* _MATERIAL FOR THIS EXERCISE_:
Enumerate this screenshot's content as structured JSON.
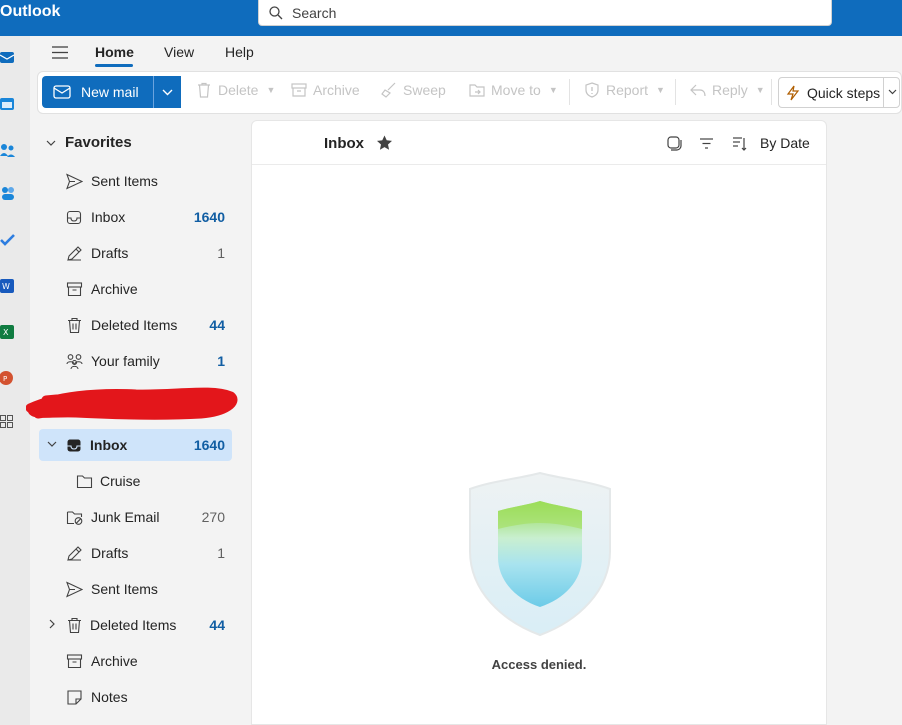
{
  "app": {
    "title": "Outlook"
  },
  "search": {
    "placeholder": "Search"
  },
  "tabs": [
    {
      "label": "Home",
      "active": true
    },
    {
      "label": "View"
    },
    {
      "label": "Help"
    }
  ],
  "ribbon": {
    "new_mail": "New mail",
    "delete": "Delete",
    "archive": "Archive",
    "sweep": "Sweep",
    "move_to": "Move to",
    "report": "Report",
    "reply": "Reply",
    "quick_steps": "Quick steps"
  },
  "favorites": {
    "header": "Favorites",
    "items": [
      {
        "label": "Sent Items",
        "icon": "send-icon",
        "count": ""
      },
      {
        "label": "Inbox",
        "icon": "inbox-icon",
        "count": "1640",
        "unread": true
      },
      {
        "label": "Drafts",
        "icon": "pencil-icon",
        "count": "1"
      },
      {
        "label": "Archive",
        "icon": "archive-icon",
        "count": ""
      },
      {
        "label": "Deleted Items",
        "icon": "trash-icon",
        "count": "44",
        "unread": true
      },
      {
        "label": "Your family",
        "icon": "people-icon",
        "count": "1",
        "unread": true
      }
    ]
  },
  "account_folders": [
    {
      "label": "Inbox",
      "icon": "inbox-icon",
      "count": "1640",
      "unread": true,
      "selected": true,
      "expanded": true
    },
    {
      "label": "Cruise",
      "icon": "folder-icon",
      "count": ""
    },
    {
      "label": "Junk Email",
      "icon": "junk-icon",
      "count": "270"
    },
    {
      "label": "Drafts",
      "icon": "pencil-icon",
      "count": "1"
    },
    {
      "label": "Sent Items",
      "icon": "send-icon",
      "count": ""
    },
    {
      "label": "Deleted Items",
      "icon": "trash-icon",
      "count": "44",
      "unread": true,
      "collapsed": true
    },
    {
      "label": "Archive",
      "icon": "archive-icon",
      "count": ""
    },
    {
      "label": "Notes",
      "icon": "note-icon",
      "count": ""
    }
  ],
  "message_list": {
    "title": "Inbox",
    "sort_label": "By Date",
    "empty_message": "Access denied."
  },
  "colors": {
    "brand": "#0f6cbd",
    "selected_bg": "#cfe4fa",
    "unread_count": "#115ea3",
    "redaction": "#e3161b"
  }
}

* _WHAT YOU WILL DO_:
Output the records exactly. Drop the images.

* _TASK SOLUTION_:
Enumerate this screenshot's content as structured JSON.
{
  "app": {
    "title": "Outlook"
  },
  "search": {
    "placeholder": "Search"
  },
  "tabs": [
    {
      "label": "Home",
      "active": true
    },
    {
      "label": "View"
    },
    {
      "label": "Help"
    }
  ],
  "ribbon": {
    "new_mail": "New mail",
    "delete": "Delete",
    "archive": "Archive",
    "sweep": "Sweep",
    "move_to": "Move to",
    "report": "Report",
    "reply": "Reply",
    "quick_steps": "Quick steps"
  },
  "favorites": {
    "header": "Favorites",
    "items": [
      {
        "label": "Sent Items",
        "icon": "send-icon",
        "count": ""
      },
      {
        "label": "Inbox",
        "icon": "inbox-icon",
        "count": "1640",
        "unread": true
      },
      {
        "label": "Drafts",
        "icon": "pencil-icon",
        "count": "1"
      },
      {
        "label": "Archive",
        "icon": "archive-icon",
        "count": ""
      },
      {
        "label": "Deleted Items",
        "icon": "trash-icon",
        "count": "44",
        "unread": true
      },
      {
        "label": "Your family",
        "icon": "people-icon",
        "count": "1",
        "unread": true
      }
    ]
  },
  "account_folders": [
    {
      "label": "Inbox",
      "icon": "inbox-icon",
      "count": "1640",
      "unread": true,
      "selected": true,
      "expanded": true
    },
    {
      "label": "Cruise",
      "icon": "folder-icon",
      "count": ""
    },
    {
      "label": "Junk Email",
      "icon": "junk-icon",
      "count": "270"
    },
    {
      "label": "Drafts",
      "icon": "pencil-icon",
      "count": "1"
    },
    {
      "label": "Sent Items",
      "icon": "send-icon",
      "count": ""
    },
    {
      "label": "Deleted Items",
      "icon": "trash-icon",
      "count": "44",
      "unread": true,
      "collapsed": true
    },
    {
      "label": "Archive",
      "icon": "archive-icon",
      "count": ""
    },
    {
      "label": "Notes",
      "icon": "note-icon",
      "count": ""
    }
  ],
  "message_list": {
    "title": "Inbox",
    "sort_label": "By Date",
    "empty_message": "Access denied."
  },
  "colors": {
    "brand": "#0f6cbd",
    "selected_bg": "#cfe4fa",
    "unread_count": "#115ea3",
    "redaction": "#e3161b"
  }
}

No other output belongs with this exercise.